Alberto Villalpando (born 21 November 1940 in La Paz) is a Bolivian composer.



Villalpando began his musical training in Potosí under Santiago Velásquez and Padre José Díaz Gainza.[1] From 1958 he studied at the Conservatory of Buenos Aires with Alberto Ginastera, Pedro Sáenz, Abraham Jurafsky and Roberto García Morillo and 1963-64 at the Latin American Center for Higher musical studies (CLAEM) in Buenos Aires with Olivier Messiaen, Riccardo Malipiero, Luigi Dallapiccola, Alberto Ginastera, Bruno Maderna and Aaron Copland. Here in cooperation with Miguel Angel Rondano he developed a sound installation for an exhibition of the painter Carlos Squirru.

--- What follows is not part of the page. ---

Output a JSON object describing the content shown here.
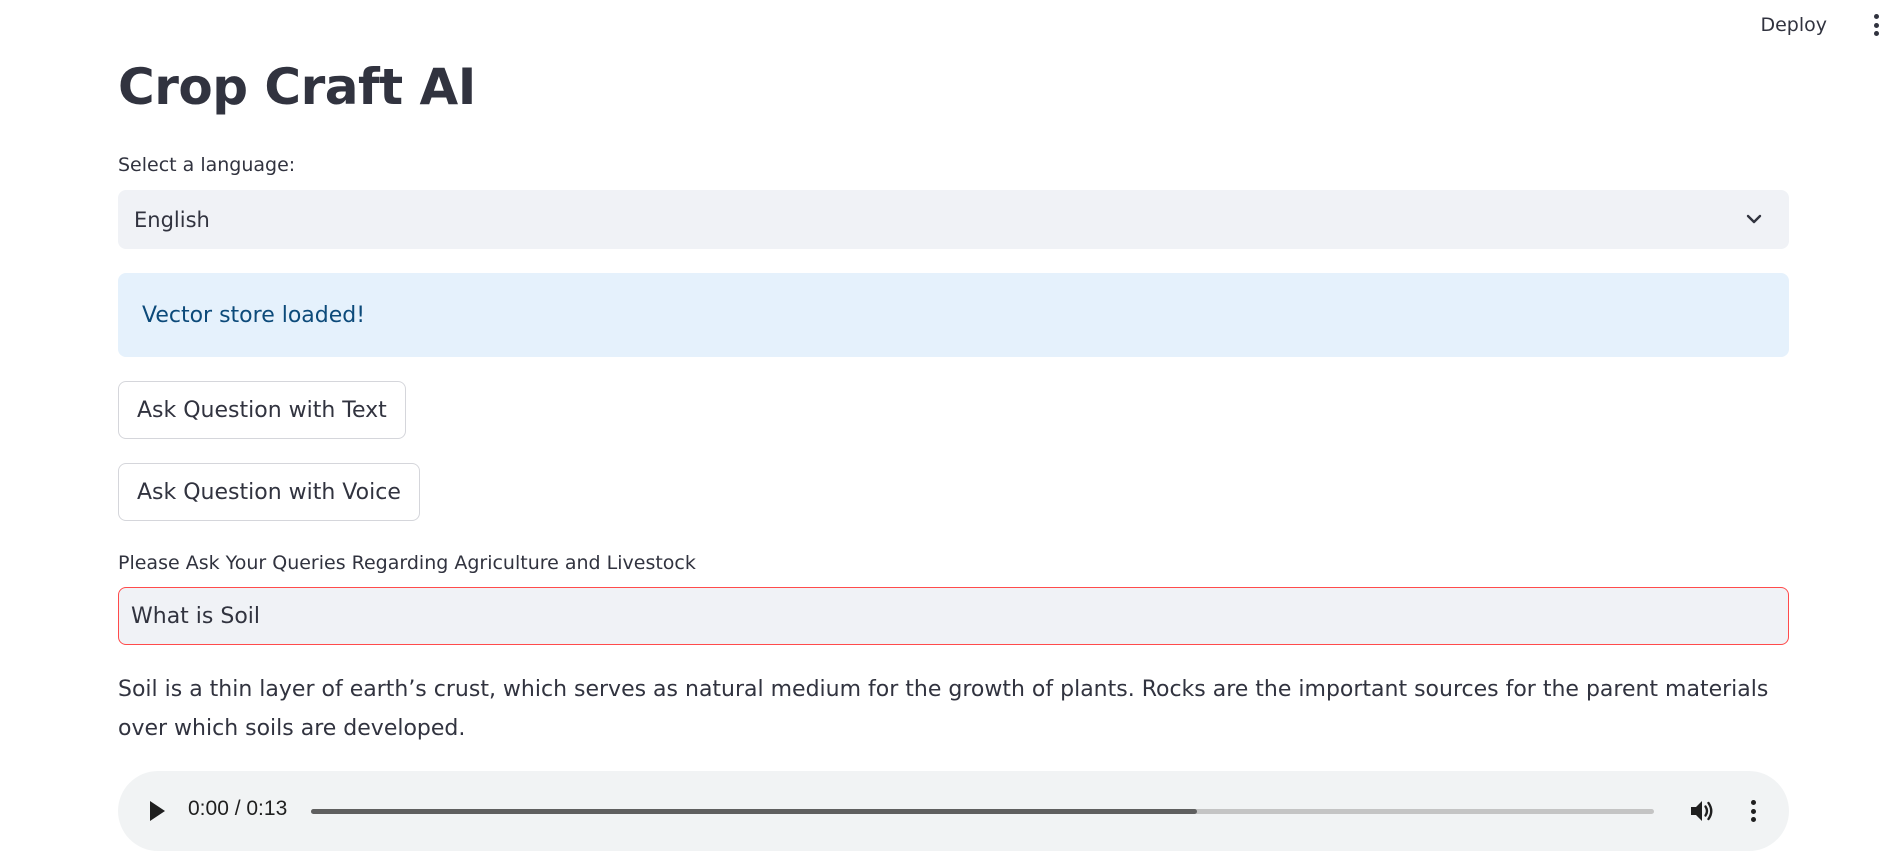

In 1964 he became head of the State Film Institute of Bolivia, and in 1967 was appointed director of the Music Department of the Bolivian Ministry of Culture. In addition, he served as professor of composition and director of the National Conservatory of La Paz and the music seminar of the Universidad Católica Boliviana and was Bolivian cultural attaché to France. In 1998 he was awarded the National Prize for Bolivian Culture.[2]

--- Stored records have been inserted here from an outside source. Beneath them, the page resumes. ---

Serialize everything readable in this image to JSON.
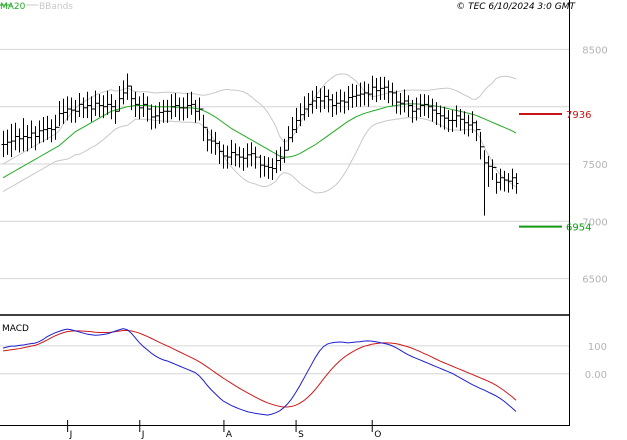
{
  "header": {
    "ma_label": "MA20",
    "bb_label": "BBands",
    "copyright": "© TEC 6/10/2024 3:0 GMT"
  },
  "colors": {
    "price": "#000000",
    "ma": "#22aa22",
    "bbands": "#c8c8c8",
    "grid": "#d6d6d6",
    "macd": "#1e1ecf",
    "signal": "#cc1a1a",
    "resistance": "#c81414",
    "support": "#119911",
    "axis_text": "#b4b4b4",
    "border": "#000000"
  },
  "chart_data": [
    {
      "type": "ohlc",
      "panel": "price",
      "x_tick_labels": [
        "J",
        "J",
        "A",
        "S",
        "O"
      ],
      "y_ticks": [
        6500,
        7000,
        7500,
        8000,
        8500
      ],
      "y_tick_labels": [
        "6500",
        "7000",
        "7500",
        "",
        "8500"
      ],
      "ylim": [
        6200,
        8800
      ],
      "levels": [
        {
          "value": 7936,
          "label": "7936",
          "color": "#c81414"
        },
        {
          "value": 6954,
          "label": "6954",
          "color": "#119911"
        }
      ],
      "close": [
        7670,
        7690,
        7700,
        7740,
        7720,
        7740,
        7730,
        7770,
        7740,
        7790,
        7800,
        7810,
        7800,
        7820,
        7940,
        7950,
        7980,
        7970,
        7960,
        8020,
        7990,
        8010,
        7980,
        8030,
        8010,
        8000,
        8020,
        8000,
        7960,
        8070,
        8120,
        8180,
        8070,
        8020,
        7990,
        8020,
        7980,
        7910,
        7920,
        7950,
        7960,
        7960,
        8000,
        8010,
        7990,
        7990,
        8010,
        8020,
        7960,
        7980,
        7820,
        7710,
        7700,
        7680,
        7610,
        7570,
        7560,
        7600,
        7580,
        7560,
        7550,
        7580,
        7590,
        7560,
        7490,
        7480,
        7470,
        7460,
        7530,
        7550,
        7620,
        7730,
        7800,
        7880,
        7930,
        7980,
        8020,
        8050,
        8080,
        8050,
        8090,
        8060,
        8010,
        8030,
        8050,
        8040,
        8080,
        8090,
        8100,
        8110,
        8120,
        8110,
        8170,
        8140,
        8160,
        8170,
        8130,
        8120,
        8040,
        8030,
        8050,
        8010,
        7960,
        7980,
        8010,
        8020,
        8000,
        7970,
        7940,
        7920,
        7900,
        7880,
        7880,
        7920,
        7890,
        7860,
        7840,
        7860,
        7800,
        7650,
        7510,
        7480,
        7470,
        7340,
        7380,
        7360,
        7350,
        7380,
        7330
      ],
      "high": [
        7790,
        7800,
        7850,
        7860,
        7810,
        7900,
        7840,
        7880,
        7830,
        7880,
        7910,
        7920,
        7890,
        7930,
        8050,
        8070,
        8090,
        8080,
        8060,
        8120,
        8080,
        8130,
        8090,
        8140,
        8110,
        8100,
        8140,
        8110,
        8060,
        8180,
        8230,
        8290,
        8180,
        8130,
        8090,
        8120,
        8090,
        8020,
        8010,
        8040,
        8060,
        8060,
        8110,
        8120,
        8080,
        8080,
        8120,
        8130,
        8060,
        8080,
        7930,
        7810,
        7800,
        7780,
        7700,
        7670,
        7660,
        7710,
        7680,
        7650,
        7640,
        7680,
        7690,
        7650,
        7580,
        7570,
        7560,
        7550,
        7620,
        7650,
        7720,
        7830,
        7910,
        7990,
        8030,
        8090,
        8120,
        8140,
        8180,
        8160,
        8180,
        8150,
        8110,
        8130,
        8150,
        8130,
        8180,
        8200,
        8190,
        8210,
        8220,
        8200,
        8270,
        8250,
        8260,
        8260,
        8230,
        8210,
        8140,
        8120,
        8150,
        8100,
        8060,
        8080,
        8110,
        8110,
        8100,
        8070,
        8040,
        8010,
        8000,
        7970,
        7970,
        8010,
        7980,
        7960,
        7930,
        7960,
        7880,
        7780,
        7620,
        7570,
        7540,
        7420,
        7460,
        7440,
        7420,
        7460,
        7420
      ],
      "low": [
        7560,
        7580,
        7560,
        7620,
        7600,
        7610,
        7610,
        7640,
        7620,
        7680,
        7690,
        7710,
        7690,
        7710,
        7830,
        7850,
        7880,
        7860,
        7860,
        7910,
        7900,
        7900,
        7870,
        7920,
        7910,
        7900,
        7930,
        7890,
        7850,
        7960,
        8020,
        8060,
        7970,
        7910,
        7890,
        7910,
        7870,
        7800,
        7810,
        7850,
        7860,
        7860,
        7890,
        7910,
        7880,
        7880,
        7900,
        7930,
        7860,
        7880,
        7700,
        7610,
        7590,
        7580,
        7500,
        7460,
        7460,
        7490,
        7480,
        7470,
        7440,
        7470,
        7480,
        7460,
        7380,
        7390,
        7370,
        7360,
        7420,
        7440,
        7510,
        7620,
        7690,
        7770,
        7830,
        7880,
        7910,
        7940,
        7980,
        7950,
        7980,
        7950,
        7910,
        7930,
        7950,
        7940,
        7970,
        7990,
        8000,
        8000,
        8010,
        8000,
        8060,
        8040,
        8060,
        8060,
        8030,
        8010,
        7940,
        7930,
        7950,
        7910,
        7860,
        7880,
        7910,
        7920,
        7900,
        7870,
        7840,
        7820,
        7800,
        7780,
        7780,
        7820,
        7790,
        7760,
        7740,
        7770,
        7700,
        7540,
        7050,
        7300,
        7360,
        7240,
        7270,
        7260,
        7250,
        7280,
        7240
      ],
      "ma20": [
        7380,
        7400,
        7420,
        7440,
        7460,
        7480,
        7500,
        7520,
        7540,
        7560,
        7580,
        7600,
        7620,
        7640,
        7660,
        7690,
        7720,
        7750,
        7780,
        7800,
        7820,
        7840,
        7860,
        7880,
        7900,
        7920,
        7940,
        7960,
        7970,
        7980,
        7990,
        8000,
        8005,
        8010,
        8010,
        8010,
        8010,
        8005,
        8000,
        8000,
        8000,
        8000,
        8000,
        7995,
        7995,
        7990,
        7990,
        7990,
        7985,
        7980,
        7965,
        7950,
        7930,
        7910,
        7885,
        7860,
        7835,
        7810,
        7790,
        7770,
        7750,
        7730,
        7710,
        7690,
        7670,
        7650,
        7630,
        7610,
        7590,
        7570,
        7560,
        7560,
        7565,
        7575,
        7590,
        7610,
        7630,
        7650,
        7670,
        7695,
        7720,
        7745,
        7770,
        7795,
        7820,
        7845,
        7870,
        7890,
        7910,
        7925,
        7940,
        7950,
        7960,
        7970,
        7980,
        7990,
        8000,
        8005,
        8010,
        8015,
        8020,
        8025,
        8025,
        8025,
        8022,
        8018,
        8014,
        8010,
        8005,
        8000,
        7992,
        7984,
        7976,
        7968,
        7960,
        7952,
        7944,
        7935,
        7925,
        7910,
        7895,
        7880,
        7865,
        7850,
        7835,
        7820,
        7805,
        7790,
        7770
      ]
    },
    {
      "type": "line",
      "panel": "macd",
      "title": "MACD",
      "y_ticks": [
        100,
        0
      ],
      "y_tick_labels": [
        "100",
        "0.00"
      ],
      "ylim": [
        -180,
        200
      ],
      "macd": [
        92,
        96,
        99,
        99,
        102,
        103,
        106,
        108,
        110,
        115,
        123,
        133,
        140,
        147,
        152,
        157,
        160,
        158,
        154,
        150,
        146,
        142,
        140,
        138,
        139,
        141,
        143,
        148,
        153,
        158,
        162,
        158,
        146,
        129,
        112,
        98,
        86,
        74,
        64,
        56,
        50,
        46,
        40,
        34,
        28,
        22,
        16,
        10,
        4,
        -8,
        -24,
        -42,
        -58,
        -72,
        -86,
        -98,
        -106,
        -114,
        -120,
        -126,
        -131,
        -136,
        -139,
        -142,
        -144,
        -146,
        -148,
        -145,
        -140,
        -133,
        -122,
        -108,
        -90,
        -68,
        -44,
        -18,
        8,
        34,
        60,
        82,
        98,
        107,
        111,
        113,
        114,
        113,
        111,
        112,
        114,
        115,
        117,
        118,
        117,
        115,
        112,
        109,
        106,
        101,
        94,
        86,
        77,
        69,
        62,
        56,
        50,
        44,
        38,
        32,
        26,
        20,
        14,
        8,
        2,
        -6,
        -14,
        -22,
        -30,
        -38,
        -45,
        -52,
        -58,
        -65,
        -72,
        -79,
        -88,
        -98,
        -110,
        -122,
        -135
      ],
      "signal": [
        82,
        84,
        86,
        88,
        90,
        93,
        96,
        99,
        102,
        107,
        114,
        121,
        129,
        136,
        142,
        147,
        151,
        153,
        154,
        154,
        153,
        152,
        151,
        149,
        148,
        148,
        148,
        149,
        151,
        153,
        155,
        155,
        154,
        150,
        146,
        140,
        134,
        127,
        120,
        113,
        106,
        100,
        93,
        86,
        79,
        72,
        65,
        58,
        51,
        43,
        34,
        24,
        14,
        4,
        -6,
        -16,
        -25,
        -34,
        -43,
        -52,
        -60,
        -68,
        -76,
        -84,
        -91,
        -98,
        -104,
        -109,
        -113,
        -117,
        -119,
        -119,
        -117,
        -113,
        -106,
        -97,
        -85,
        -71,
        -55,
        -37,
        -18,
        0,
        17,
        32,
        46,
        58,
        68,
        77,
        85,
        92,
        98,
        102,
        106,
        108,
        110,
        111,
        111,
        110,
        108,
        105,
        101,
        97,
        92,
        86,
        80,
        73,
        67,
        60,
        53,
        46,
        40,
        34,
        28,
        22,
        16,
        10,
        4,
        -2,
        -8,
        -14,
        -20,
        -26,
        -33,
        -41,
        -50,
        -60,
        -71,
        -82,
        -95
      ]
    }
  ]
}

In addition to orchestral works such as Phantastischen Liturgie, Strukturen (for piano and orchestra), and Von der Liebe, der Furcht und dem Schweigen (for piano and chamber orchestra), he composed ballet and film music, works for chamber orchestra, and Sonnengesang for soloists, choir and orchestra. While studying electroacoustic music, he benefited from the tape recorder, producing Bolivianos...! in Leo Küpper's recording studio.[3] Later he drew on electroacoustic sound and the technical developments offered by MIDI.


  • La Muerte for tape, 1964
  • Mística No. 3 for two string quartets, horn, flute, double bass and tape, 1970
  • Mística No. 4 for string quartete, piano and tape, 1970
  • Bolivianos...! for tape 1973
  • Yamar y Armor, ballet music for voice, tape and orchestra after Blanca Wiethüchter, 1975
  • Desde el Jardín de Morador for MIDI, 1990
  • De los Elementos for MIDI, 1991
  • Manchaypuytu, opera, 1995
  • Qantatai for choir, narrator and electronic sounds, 1996
  • La Lagarta, ballet for narrator and elektroakustische sounds after Blanca Wiethüchter, 2002
  • Piano 3 for piano and two piano synthesizers, 2002
  • Mística 10, for viola profonda and piano, 2009
  • Los diálogos de Tunupa, for viola profonda and string orchestra, 2011


  1. ^ "Biografia De Alberto Villalpando" (in Spanish). Retrieved 2 February 2015.
  2. ^ "Alberto Villalpando, padre de la música contemporánea boliviana" (in Spanish). La razon. Retrieved 2 February 2015.
  3. ^ "Alberto Villalpando (Bolivie)" (in French). Retrieved 2 February 2015.

External linksEdit